In recent years, rosé has become increasingly popular, particularly as a summer wine. The selection of rosés available in the UK is becoming wider as the wine gains popularity.
While rosés are gaining popularity currently, historically, the earliest red wines produced were more like our modern day rosés. The primary reason for this was that winemaking techniques were not as sophisticated as today's techniques. Even when improvements in winemaking came along, the lighter style wines were considered better than the heavier, red wines we enjoy today.
BUT WHAT IS THIS PINK WINE AND HOW IS IT MADE?
Rosés are made from red wine grapes. Any red grape can be used, but the most common rosés are produced from blends using amongst others, Grenache, Syrah, Cinsault, Mourvèdre, Sangiovese, Carignan and Cabernet Sauvignon. Single varietal rosés are also produced from grapes such as Pinot Noir in the USA and Pinotage or Cabernet Sauvignon in South Africa.
The most common method used to achieve the pink colouration is called maceration where the skins are left in contact with the grapes but unlike red wines, this period of maceration is very short. Contact time between the skin and the grape juice is usually less than 24 hours. Once the desired colour is achieved, the skins are removed.
Another method used is called saignée or bleeding. The winemaker "bleeds" off a portion of the wine during the early stages of the maceration process. This leaves the winemaker with a red wine and a rosé.
A third method is blending, where a winemaker will blend red and white wines until the desired colour is achieved. This method is not favoured, apart from in Champagne where it remains the traditional method for creating rosé Champagne. Some New World winemakers use this method to create rosé but it is generally less used than maceration or saignée.
Where are rosés primarily produced?

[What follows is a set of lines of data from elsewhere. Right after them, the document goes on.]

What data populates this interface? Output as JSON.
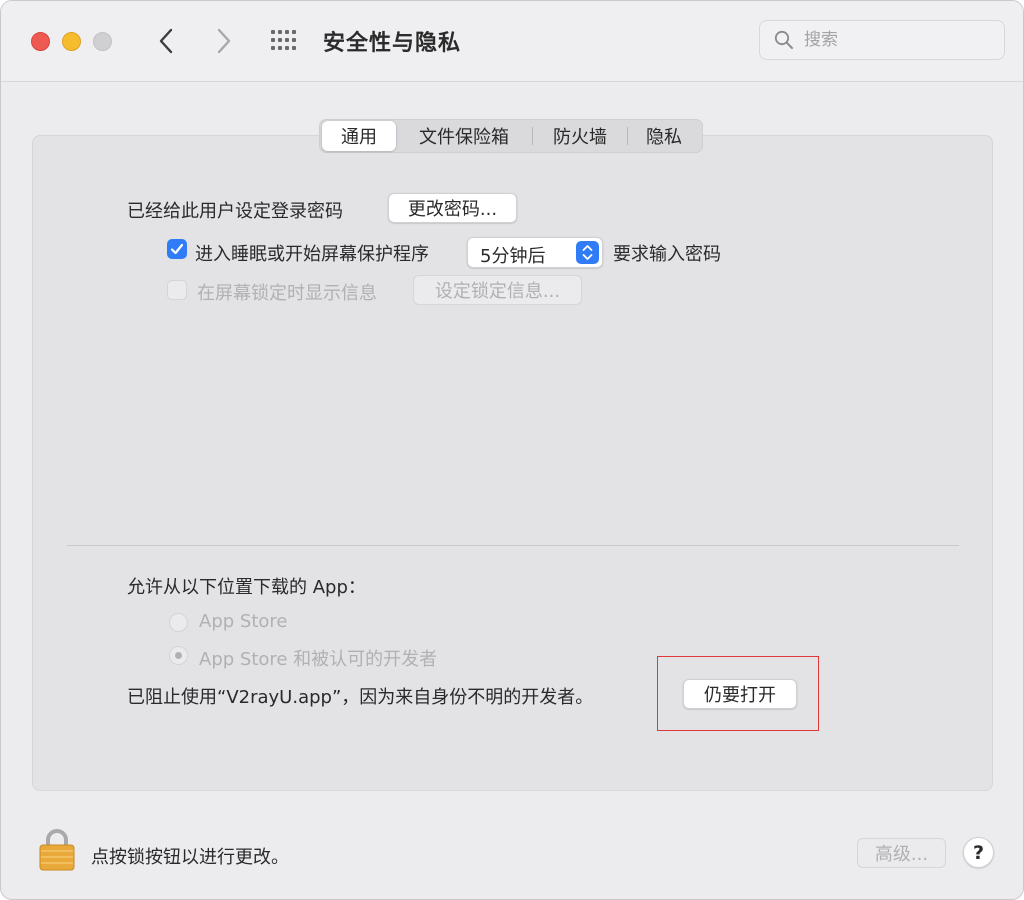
{
  "window": {
    "title": "安全性与隐私"
  },
  "search": {
    "placeholder": "搜索"
  },
  "tabs": [
    {
      "label": "通用",
      "active": true
    },
    {
      "label": "文件保险箱",
      "active": false
    },
    {
      "label": "防火墙",
      "active": false
    },
    {
      "label": "隐私",
      "active": false
    }
  ],
  "general": {
    "password_set_label": "已经给此用户设定登录密码",
    "change_password_button": "更改密码...",
    "require_password": {
      "checked": true,
      "label": "进入睡眠或开始屏幕保护程序",
      "delay_value": "5分钟后",
      "suffix": "要求输入密码"
    },
    "lock_message": {
      "checked": false,
      "enabled": false,
      "label": "在屏幕锁定时显示信息",
      "button": "设定锁定信息..."
    }
  },
  "downloads": {
    "heading": "允许从以下位置下载的 App：",
    "options": [
      {
        "label": "App Store",
        "selected": false,
        "enabled": false
      },
      {
        "label": "App Store 和被认可的开发者",
        "selected": true,
        "enabled": false
      }
    ],
    "blocked_message": "已阻止使用“V2rayU.app”，因为来自身份不明的开发者。",
    "open_anyway_button": "仍要打开"
  },
  "footer": {
    "lock_text": "点按锁按钮以进行更改。",
    "advanced_button": "高级...",
    "help_button": "?"
  },
  "colors": {
    "accent": "#2f7cf6",
    "highlight_box": "#e0383b",
    "traffic_red": "#ee5a52",
    "traffic_yellow": "#f5bd2e",
    "traffic_inactive": "#d0cfd2"
  }
}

France comes out top in rosé production. Provence is the most well-known rosé producer and Languedoc-Roussillon produces the biggest volume of rosé. Other French appellations producing rosé include the Rhone Valley, the Loire Valley, Champagne, Jura, Beaujolais and Bordeaux. Rosés are produced in a number of other European countries, including Germany, Switzerland, Italy, Spain and Portugal.

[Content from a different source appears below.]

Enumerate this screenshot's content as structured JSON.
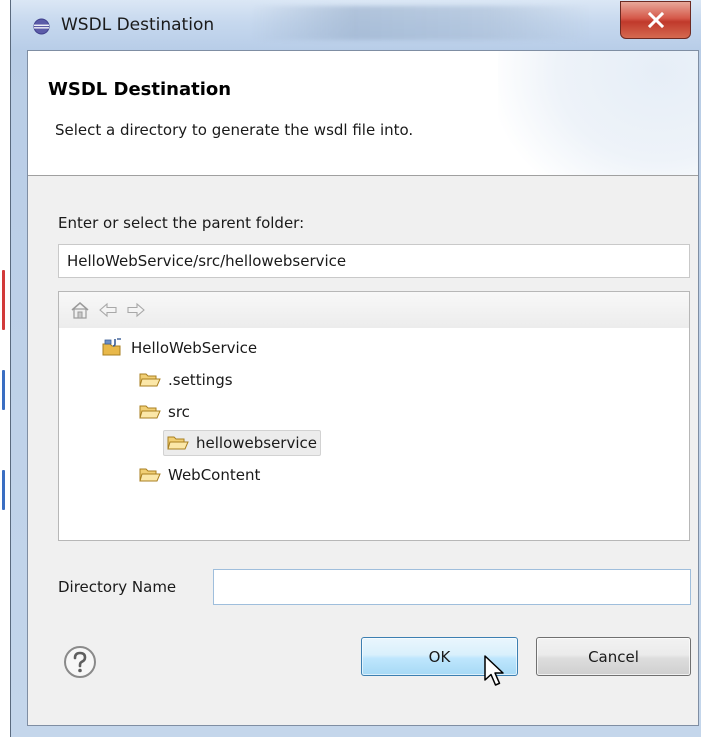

In the USA, Californian winemakers have traditionally created White Zinfandel which is an often slightly sweet white wine with a pink touch. Zinfandel is a red wine grape but is processed using the saignée method described above with very little contact with the grape skins. In recent years, eastern Long Island in New York has become increasingly well-known for its Provençal-style rosé that definitely produces fresh, elegant wine that can compete in quality with French rosé.
What to pair with Rose
Rosé is best served between 10 and 16°C. Rosé should be stored in the fridge for several hours before serving to make sure it is chilled sufficiently. This makes it the ideal summer wine, although it can be enjoyed at any time of year.
As we've seen above, rosé is a very varied wine style so pairing is dependent on the style of rosé. Rosé is usually drunk when it’s young, so that also needs to be taken into consideration when deciding what to pair with the wine. A drier, Provençal rosé should pair well with salads, vegetables and grilled meats. A sweeter rosé should be served with dessert. To learn in more detail about which foods pair best with different rosés, visit Matching Food & Wine.
To view our selection of rosés, visit our website.